* **What is being asked**:
Write out every entry exactly as given, but omit the pictures.

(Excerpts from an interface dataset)
——

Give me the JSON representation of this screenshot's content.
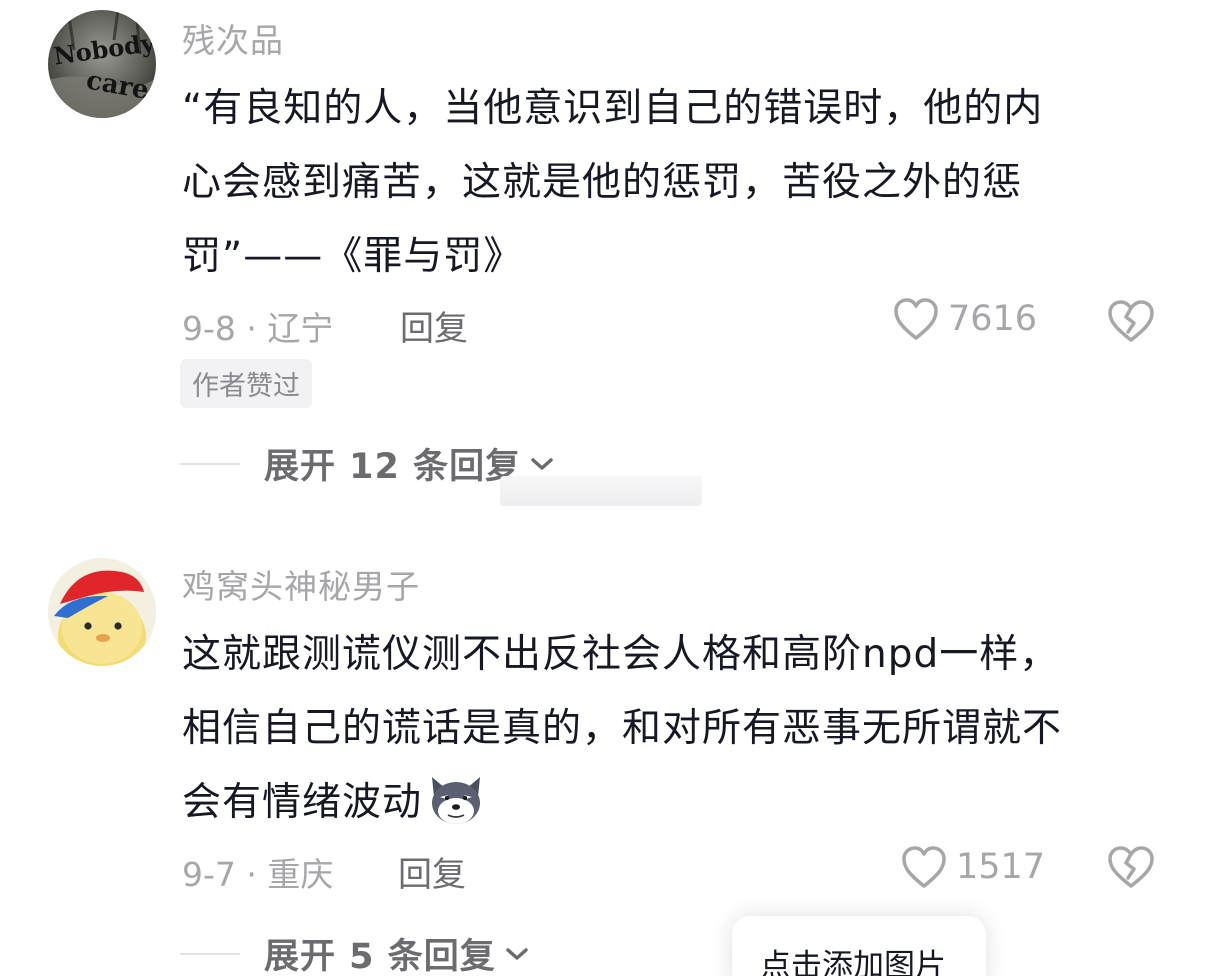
{
  "comments": [
    {
      "avatar_text_1": "Nobody",
      "avatar_text_2": "cares",
      "username": "残次品",
      "text_lines": [
        "“有良知的人，当他意识到自己的错误时，他的内",
        "心会感到痛苦，这就是他的惩罚，苦役之外的惩",
        "罚”——《罪与罚》"
      ],
      "date_location": "9-8 · 辽宁",
      "reply_label": "回复",
      "like_count": "7616",
      "author_badge": "作者赞过",
      "expand_label": "展开 12 条回复"
    },
    {
      "username": "鸡窝头神秘男子",
      "text_lines": [
        "这就跟测谎仪测不出反社会人格和高阶npd一样，",
        "相信自己的谎话是真的，和对所有恶事无所谓就不",
        "会有情绪波动"
      ],
      "emoji": "dog-face-emoji",
      "date_location": "9-7 · 重庆",
      "reply_label": "回复",
      "like_count": "1517",
      "expand_label": "展开 5 条回复"
    }
  ],
  "add_image_label": "点击添加图片",
  "icons": {
    "like": "heart-outline-icon",
    "dislike": "broken-heart-icon",
    "expand": "chevron-down-icon"
  },
  "colors": {
    "primary_text": "#161823",
    "secondary_text": "#a6a6ab",
    "link_text": "#6b6b70"
  }
}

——

* **Response box**:
Give me the JSON representation of this screenshot's content.
{
  "comments": [
    {
      "avatar_text_1": "Nobody",
      "avatar_text_2": "cares",
      "username": "残次品",
      "text_lines": [
        "“有良知的人，当他意识到自己的错误时，他的内",
        "心会感到痛苦，这就是他的惩罚，苦役之外的惩",
        "罚”——《罪与罚》"
      ],
      "date_location": "9-8 · 辽宁",
      "reply_label": "回复",
      "like_count": "7616",
      "author_badge": "作者赞过",
      "expand_label": "展开 12 条回复"
    },
    {
      "username": "鸡窝头神秘男子",
      "text_lines": [
        "这就跟测谎仪测不出反社会人格和高阶npd一样，",
        "相信自己的谎话是真的，和对所有恶事无所谓就不",
        "会有情绪波动"
      ],
      "emoji": "dog-face-emoji",
      "date_location": "9-7 · 重庆",
      "reply_label": "回复",
      "like_count": "1517",
      "expand_label": "展开 5 条回复"
    }
  ],
  "add_image_label": "点击添加图片",
  "icons": {
    "like": "heart-outline-icon",
    "dislike": "broken-heart-icon",
    "expand": "chevron-down-icon"
  },
  "colors": {
    "primary_text": "#161823",
    "secondary_text": "#a6a6ab",
    "link_text": "#6b6b70"
  }
}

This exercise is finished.